Start of Record excerpts

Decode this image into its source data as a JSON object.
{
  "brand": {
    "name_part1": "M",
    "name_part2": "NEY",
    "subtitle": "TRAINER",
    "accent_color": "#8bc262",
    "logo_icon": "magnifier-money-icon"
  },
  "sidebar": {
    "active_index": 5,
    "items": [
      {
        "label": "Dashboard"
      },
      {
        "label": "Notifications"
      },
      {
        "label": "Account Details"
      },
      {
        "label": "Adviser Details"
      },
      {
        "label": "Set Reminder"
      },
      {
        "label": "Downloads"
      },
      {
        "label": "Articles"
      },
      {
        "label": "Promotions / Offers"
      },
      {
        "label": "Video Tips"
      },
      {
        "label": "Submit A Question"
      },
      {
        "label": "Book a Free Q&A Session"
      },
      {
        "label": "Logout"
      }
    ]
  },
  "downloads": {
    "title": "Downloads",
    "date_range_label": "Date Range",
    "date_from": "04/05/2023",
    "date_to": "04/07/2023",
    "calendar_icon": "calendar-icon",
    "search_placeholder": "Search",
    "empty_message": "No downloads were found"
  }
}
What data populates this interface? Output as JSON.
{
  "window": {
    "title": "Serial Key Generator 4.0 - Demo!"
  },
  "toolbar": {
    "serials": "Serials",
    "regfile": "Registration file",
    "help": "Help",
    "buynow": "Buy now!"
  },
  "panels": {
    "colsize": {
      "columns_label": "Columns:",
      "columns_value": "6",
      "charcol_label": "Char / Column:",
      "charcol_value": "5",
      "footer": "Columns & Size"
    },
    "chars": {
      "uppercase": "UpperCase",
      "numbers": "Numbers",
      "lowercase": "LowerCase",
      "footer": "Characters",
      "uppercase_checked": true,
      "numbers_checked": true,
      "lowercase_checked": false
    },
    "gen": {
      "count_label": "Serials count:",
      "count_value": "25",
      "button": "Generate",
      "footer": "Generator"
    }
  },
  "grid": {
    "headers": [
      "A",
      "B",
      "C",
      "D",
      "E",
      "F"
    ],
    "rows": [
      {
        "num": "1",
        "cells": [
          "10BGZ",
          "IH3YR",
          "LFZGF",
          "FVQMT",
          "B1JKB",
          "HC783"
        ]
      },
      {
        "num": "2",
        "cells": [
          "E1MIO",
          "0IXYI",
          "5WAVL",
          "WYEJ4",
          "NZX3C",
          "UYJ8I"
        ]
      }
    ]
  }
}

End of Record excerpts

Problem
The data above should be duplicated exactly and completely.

The answer
Decode this image into its source data as a JSON object.
{
  "brand": {
    "name_part1": "M",
    "name_part2": "NEY",
    "subtitle": "TRAINER",
    "accent_color": "#8bc262",
    "logo_icon": "magnifier-money-icon"
  },
  "sidebar": {
    "active_index": 5,
    "items": [
      {
        "label": "Dashboard"
      },
      {
        "label": "Notifications"
      },
      {
        "label": "Account Details"
      },
      {
        "label": "Adviser Details"
      },
      {
        "label": "Set Reminder"
      },
      {
        "label": "Downloads"
      },
      {
        "label": "Articles"
      },
      {
        "label": "Promotions / Offers"
      },
      {
        "label": "Video Tips"
      },
      {
        "label": "Submit A Question"
      },
      {
        "label": "Book a Free Q&A Session"
      },
      {
        "label": "Logout"
      }
    ]
  },
  "downloads": {
    "title": "Downloads",
    "date_range_label": "Date Range",
    "date_from": "04/05/2023",
    "date_to": "04/07/2023",
    "calendar_icon": "calendar-icon",
    "search_placeholder": "Search",
    "empty_message": "No downloads were found"
  }
}
What data populates this interface? Output as JSON.
{
  "window": {
    "title": "Serial Key Generator 4.0 - Demo!"
  },
  "toolbar": {
    "serials": "Serials",
    "regfile": "Registration file",
    "help": "Help",
    "buynow": "Buy now!"
  },
  "panels": {
    "colsize": {
      "columns_label": "Columns:",
      "columns_value": "6",
      "charcol_label": "Char / Column:",
      "charcol_value": "5",
      "footer": "Columns & Size"
    },
    "chars": {
      "uppercase": "UpperCase",
      "numbers": "Numbers",
      "lowercase": "LowerCase",
      "footer": "Characters",
      "uppercase_checked": true,
      "numbers_checked": true,
      "lowercase_checked": false
    },
    "gen": {
      "count_label": "Serials count:",
      "count_value": "25",
      "button": "Generate",
      "footer": "Generator"
    }
  },
  "grid": {
    "headers": [
      "A",
      "B",
      "C",
      "D",
      "E",
      "F"
    ],
    "rows": [
      {
        "num": "1",
        "cells": [
          "10BGZ",
          "IH3YR",
          "LFZGF",
          "FVQMT",
          "B1JKB",
          "HC783"
        ]
      },
      {
        "num": "2",
        "cells": [
          "E1MIO",
          "0IXYI",
          "5WAVL",
          "WYEJ4",
          "NZX3C",
          "UYJ8I"
        ]
      }
    ]
  }
}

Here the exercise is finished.